Over the 20 years of her service as music director, things improved. Church member Paula Gills took a bequest from her father to buy a new piano for the church. The ceiling was repaired. The shape of the church sanctuary was returned to an arch — its historic form. “The acoustics are better,” Orr said. “I was there for all of that.”
Orr’s unflagging inspiration and support to the singers and musicians she worked with — that continued, never quit. I told Orr about a memory of hearing her talk about Mozart — expressing a love for Mozart’s music that was part enthusiasm and part wonder and veneration.
“It’s something to conduct Mozart,” she said. “That’s a big part of what I do. I fall in love with the music. And then I teach it and then they fall in love with the music. That’s what I do.”
by Nat Frothingham
May 16 Concert Features Quintet Masterpieces of Brahms and Shostakovich
Capital City Concerts will be dedicating its final concert of the 2014-2015 season to the memory of Catherine Orr.
The concert is set for Saturday evening, May 16 at 7:30 p.m. at the Unitarian Church of Montpelier.

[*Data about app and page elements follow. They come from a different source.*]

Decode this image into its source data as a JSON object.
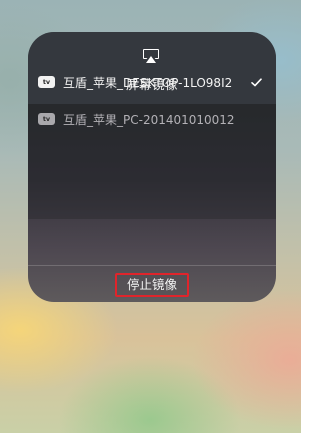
{
  "screen_mirroring": {
    "title": "屏幕镜像",
    "header_icon": "airplay-icon",
    "devices": [
      {
        "badge": "tv",
        "name": "互盾_苹果_DESKTOP-1LO98I2",
        "selected": true,
        "indicator_icon": "checkmark-icon"
      },
      {
        "badge": "tv",
        "name": "互盾_苹果_PC-201401010012",
        "selected": false
      }
    ],
    "stop_button_label": "停止镜像",
    "colors": {
      "highlight_border": "#e0242b",
      "panel_background": "#2b2d31",
      "text": "#f4f4f4"
    }
  }
}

“Five’s the Charm” is the theme of the May 16 concert — referring to the five notable musicians who will perform what is being described as “two of the masterpieces of the piano quintet literature by Brahms and Shostakovich.”

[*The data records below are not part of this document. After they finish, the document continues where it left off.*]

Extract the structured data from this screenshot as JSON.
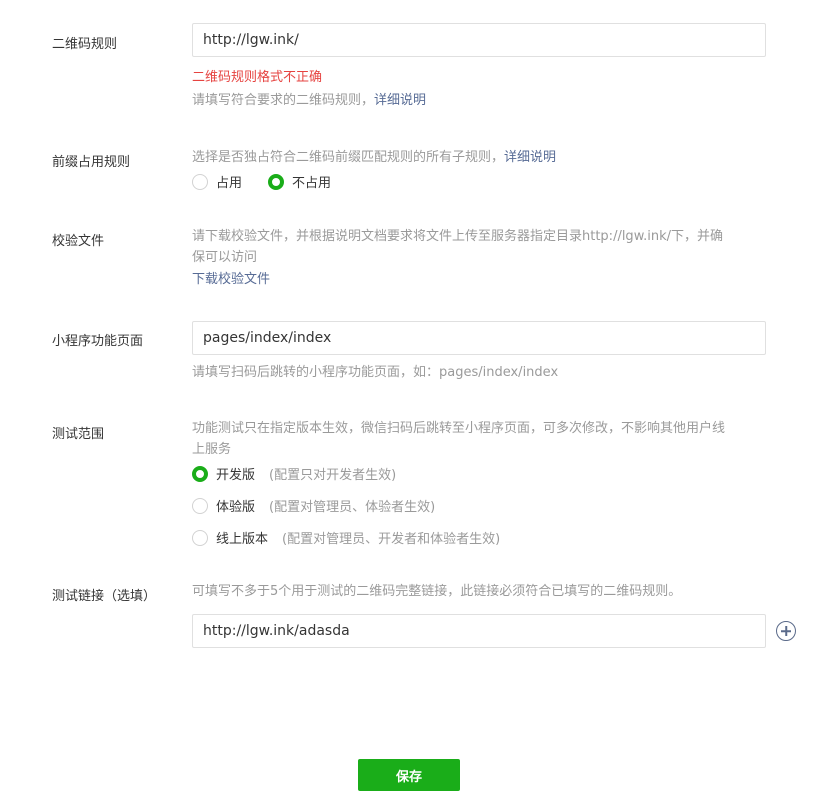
{
  "qr_rule": {
    "label": "二维码规则",
    "value": "http://lgw.ink/",
    "error": "二维码规则格式不正确",
    "hint": "请填写符合要求的二维码规则，",
    "hint_link": "详细说明"
  },
  "prefix_rule": {
    "label": "前缀占用规则",
    "hint": "选择是否独占符合二维码前缀匹配规则的所有子规则，",
    "hint_link": "详细说明",
    "options": [
      {
        "label": "占用",
        "checked": false
      },
      {
        "label": "不占用",
        "checked": true
      }
    ]
  },
  "verify_file": {
    "label": "校验文件",
    "hint_line1": "请下载校验文件，并根据说明文档要求将文件上传至服务器指定目录http://lgw.ink/下，并确",
    "hint_line2": "保可以访问",
    "download_link": "下载校验文件"
  },
  "mini_page": {
    "label": "小程序功能页面",
    "value": "pages/index/index",
    "hint": "请填写扫码后跳转的小程序功能页面，如：pages/index/index"
  },
  "test_scope": {
    "label": "测试范围",
    "hint_line1": "功能测试只在指定版本生效，微信扫码后跳转至小程序页面，可多次修改，不影响其他用户线",
    "hint_line2": "上服务",
    "options": [
      {
        "label": "开发版",
        "note": "(配置只对开发者生效)",
        "checked": true
      },
      {
        "label": "体验版",
        "note": "(配置对管理员、体验者生效)",
        "checked": false
      },
      {
        "label": "线上版本",
        "note": "(配置对管理员、开发者和体验者生效)",
        "checked": false
      }
    ]
  },
  "test_link": {
    "label": "测试链接（选填）",
    "hint": "可填写不多于5个用于测试的二维码完整链接，此链接必须符合已填写的二维码规则。",
    "value": "http://lgw.ink/adasda"
  },
  "save_label": "保存",
  "colors": {
    "accent": "#1aad19",
    "error": "#e64340",
    "link": "#576b95"
  }
}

More specifically, the two piano quintets are the Piano Quintet in F minor, op. 34 by Johannes Brahms and the Piano Quintet in G minor, op. 57 by Dmitri Shostakovich.
New York City violinist Laurie Smukler who is remembered for leading “an unforgettable performance last season of the Schubert Two Cello Quintet” will lead the performers in the Brahms and Shostakovich quintets.
In addition to Smukler the four other performers are: Violinist Emily Daggett Smith, violist Doris Lederer, cellist Natasha Brofsky and Canadian pianist Jane Coop.
The final offering at the May 16 concert will feature flutist Karen Kevra, the founder and artistic director of the Capital City Concerts, playing the Theme and Variations for Flute and Strings, op. 80 by Amy Beach.